:: Supplied records ::
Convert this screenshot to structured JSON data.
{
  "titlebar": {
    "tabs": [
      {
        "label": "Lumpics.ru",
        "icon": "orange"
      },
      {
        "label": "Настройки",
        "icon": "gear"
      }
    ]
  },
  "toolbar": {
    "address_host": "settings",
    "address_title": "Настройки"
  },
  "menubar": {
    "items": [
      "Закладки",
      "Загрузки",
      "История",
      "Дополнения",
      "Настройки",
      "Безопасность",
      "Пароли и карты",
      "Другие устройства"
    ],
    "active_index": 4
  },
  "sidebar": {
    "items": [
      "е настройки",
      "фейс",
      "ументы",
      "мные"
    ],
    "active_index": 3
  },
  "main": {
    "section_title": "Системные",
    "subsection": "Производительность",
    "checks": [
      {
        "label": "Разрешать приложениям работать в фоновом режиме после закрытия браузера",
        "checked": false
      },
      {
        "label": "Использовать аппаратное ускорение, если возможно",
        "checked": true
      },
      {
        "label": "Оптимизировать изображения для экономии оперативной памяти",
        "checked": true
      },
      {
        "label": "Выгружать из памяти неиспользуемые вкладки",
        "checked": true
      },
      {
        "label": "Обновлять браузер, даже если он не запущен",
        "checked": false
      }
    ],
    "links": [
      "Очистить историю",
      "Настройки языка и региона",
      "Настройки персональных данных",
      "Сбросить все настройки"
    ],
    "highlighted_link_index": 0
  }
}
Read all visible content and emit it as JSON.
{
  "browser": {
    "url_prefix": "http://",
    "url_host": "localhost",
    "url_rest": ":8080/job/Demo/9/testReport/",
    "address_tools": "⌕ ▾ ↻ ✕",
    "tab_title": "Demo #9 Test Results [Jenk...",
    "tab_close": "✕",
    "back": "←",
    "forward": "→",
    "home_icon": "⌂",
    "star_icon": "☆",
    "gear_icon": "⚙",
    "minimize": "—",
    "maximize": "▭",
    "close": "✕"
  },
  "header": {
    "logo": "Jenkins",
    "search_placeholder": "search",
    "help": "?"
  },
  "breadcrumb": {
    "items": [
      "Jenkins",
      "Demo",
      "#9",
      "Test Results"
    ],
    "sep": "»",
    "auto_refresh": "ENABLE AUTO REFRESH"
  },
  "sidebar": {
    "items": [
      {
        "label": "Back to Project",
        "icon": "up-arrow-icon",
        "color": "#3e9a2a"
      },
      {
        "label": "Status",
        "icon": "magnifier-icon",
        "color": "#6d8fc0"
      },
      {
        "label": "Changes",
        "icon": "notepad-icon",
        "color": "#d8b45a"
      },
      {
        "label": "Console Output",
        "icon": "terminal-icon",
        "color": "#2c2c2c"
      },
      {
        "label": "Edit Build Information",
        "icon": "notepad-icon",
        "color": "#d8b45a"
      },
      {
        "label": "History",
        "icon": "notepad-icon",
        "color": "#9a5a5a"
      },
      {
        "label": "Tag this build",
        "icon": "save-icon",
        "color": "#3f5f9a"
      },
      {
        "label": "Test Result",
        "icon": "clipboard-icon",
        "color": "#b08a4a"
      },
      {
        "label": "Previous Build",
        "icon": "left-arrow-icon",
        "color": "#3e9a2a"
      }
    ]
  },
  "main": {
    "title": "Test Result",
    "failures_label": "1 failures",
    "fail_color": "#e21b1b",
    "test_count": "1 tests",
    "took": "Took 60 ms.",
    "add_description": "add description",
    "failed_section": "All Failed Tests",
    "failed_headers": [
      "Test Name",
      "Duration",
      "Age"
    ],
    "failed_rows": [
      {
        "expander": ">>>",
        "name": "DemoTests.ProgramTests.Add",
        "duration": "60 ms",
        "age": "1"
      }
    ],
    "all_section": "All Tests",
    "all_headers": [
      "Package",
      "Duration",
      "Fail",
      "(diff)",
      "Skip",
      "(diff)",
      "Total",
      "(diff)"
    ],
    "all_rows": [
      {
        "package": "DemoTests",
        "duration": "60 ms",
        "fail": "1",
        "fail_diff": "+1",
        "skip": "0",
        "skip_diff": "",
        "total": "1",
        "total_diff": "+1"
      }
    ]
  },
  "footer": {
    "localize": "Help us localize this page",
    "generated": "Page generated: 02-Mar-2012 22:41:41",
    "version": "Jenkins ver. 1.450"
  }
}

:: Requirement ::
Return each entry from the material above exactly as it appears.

:: Reply ::
Convert this screenshot to structured JSON data.
{
  "titlebar": {
    "tabs": [
      {
        "label": "Lumpics.ru",
        "icon": "orange"
      },
      {
        "label": "Настройки",
        "icon": "gear"
      }
    ]
  },
  "toolbar": {
    "address_host": "settings",
    "address_title": "Настройки"
  },
  "menubar": {
    "items": [
      "Закладки",
      "Загрузки",
      "История",
      "Дополнения",
      "Настройки",
      "Безопасность",
      "Пароли и карты",
      "Другие устройства"
    ],
    "active_index": 4
  },
  "sidebar": {
    "items": [
      "е настройки",
      "фейс",
      "ументы",
      "мные"
    ],
    "active_index": 3
  },
  "main": {
    "section_title": "Системные",
    "subsection": "Производительность",
    "checks": [
      {
        "label": "Разрешать приложениям работать в фоновом режиме после закрытия браузера",
        "checked": false
      },
      {
        "label": "Использовать аппаратное ускорение, если возможно",
        "checked": true
      },
      {
        "label": "Оптимизировать изображения для экономии оперативной памяти",
        "checked": true
      },
      {
        "label": "Выгружать из памяти неиспользуемые вкладки",
        "checked": true
      },
      {
        "label": "Обновлять браузер, даже если он не запущен",
        "checked": false
      }
    ],
    "links": [
      "Очистить историю",
      "Настройки языка и региона",
      "Настройки персональных данных",
      "Сбросить все настройки"
    ],
    "highlighted_link_index": 0
  }
}
Read all visible content and emit it as JSON.
{
  "browser": {
    "url_prefix": "http://",
    "url_host": "localhost",
    "url_rest": ":8080/job/Demo/9/testReport/",
    "address_tools": "⌕ ▾ ↻ ✕",
    "tab_title": "Demo #9 Test Results [Jenk...",
    "tab_close": "✕",
    "back": "←",
    "forward": "→",
    "home_icon": "⌂",
    "star_icon": "☆",
    "gear_icon": "⚙",
    "minimize": "—",
    "maximize": "▭",
    "close": "✕"
  },
  "header": {
    "logo": "Jenkins",
    "search_placeholder": "search",
    "help": "?"
  },
  "breadcrumb": {
    "items": [
      "Jenkins",
      "Demo",
      "#9",
      "Test Results"
    ],
    "sep": "»",
    "auto_refresh": "ENABLE AUTO REFRESH"
  },
  "sidebar": {
    "items": [
      {
        "label": "Back to Project",
        "icon": "up-arrow-icon",
        "color": "#3e9a2a"
      },
      {
        "label": "Status",
        "icon": "magnifier-icon",
        "color": "#6d8fc0"
      },
      {
        "label": "Changes",
        "icon": "notepad-icon",
        "color": "#d8b45a"
      },
      {
        "label": "Console Output",
        "icon": "terminal-icon",
        "color": "#2c2c2c"
      },
      {
        "label": "Edit Build Information",
        "icon": "notepad-icon",
        "color": "#d8b45a"
      },
      {
        "label": "History",
        "icon": "notepad-icon",
        "color": "#9a5a5a"
      },
      {
        "label": "Tag this build",
        "icon": "save-icon",
        "color": "#3f5f9a"
      },
      {
        "label": "Test Result",
        "icon": "clipboard-icon",
        "color": "#b08a4a"
      },
      {
        "label": "Previous Build",
        "icon": "left-arrow-icon",
        "color": "#3e9a2a"
      }
    ]
  },
  "main": {
    "title": "Test Result",
    "failures_label": "1 failures",
    "fail_color": "#e21b1b",
    "test_count": "1 tests",
    "took": "Took 60 ms.",
    "add_description": "add description",
    "failed_section": "All Failed Tests",
    "failed_headers": [
      "Test Name",
      "Duration",
      "Age"
    ],
    "failed_rows": [
      {
        "expander": ">>>",
        "name": "DemoTests.ProgramTests.Add",
        "duration": "60 ms",
        "age": "1"
      }
    ],
    "all_section": "All Tests",
    "all_headers": [
      "Package",
      "Duration",
      "Fail",
      "(diff)",
      "Skip",
      "(diff)",
      "Total",
      "(diff)"
    ],
    "all_rows": [
      {
        "package": "DemoTests",
        "duration": "60 ms",
        "fail": "1",
        "fail_diff": "+1",
        "skip": "0",
        "skip_diff": "",
        "total": "1",
        "total_diff": "+1"
      }
    ]
  },
  "footer": {
    "localize": "Help us localize this page",
    "generated": "Page generated: 02-Mar-2012 22:41:41",
    "version": "Jenkins ver. 1.450"
  }
}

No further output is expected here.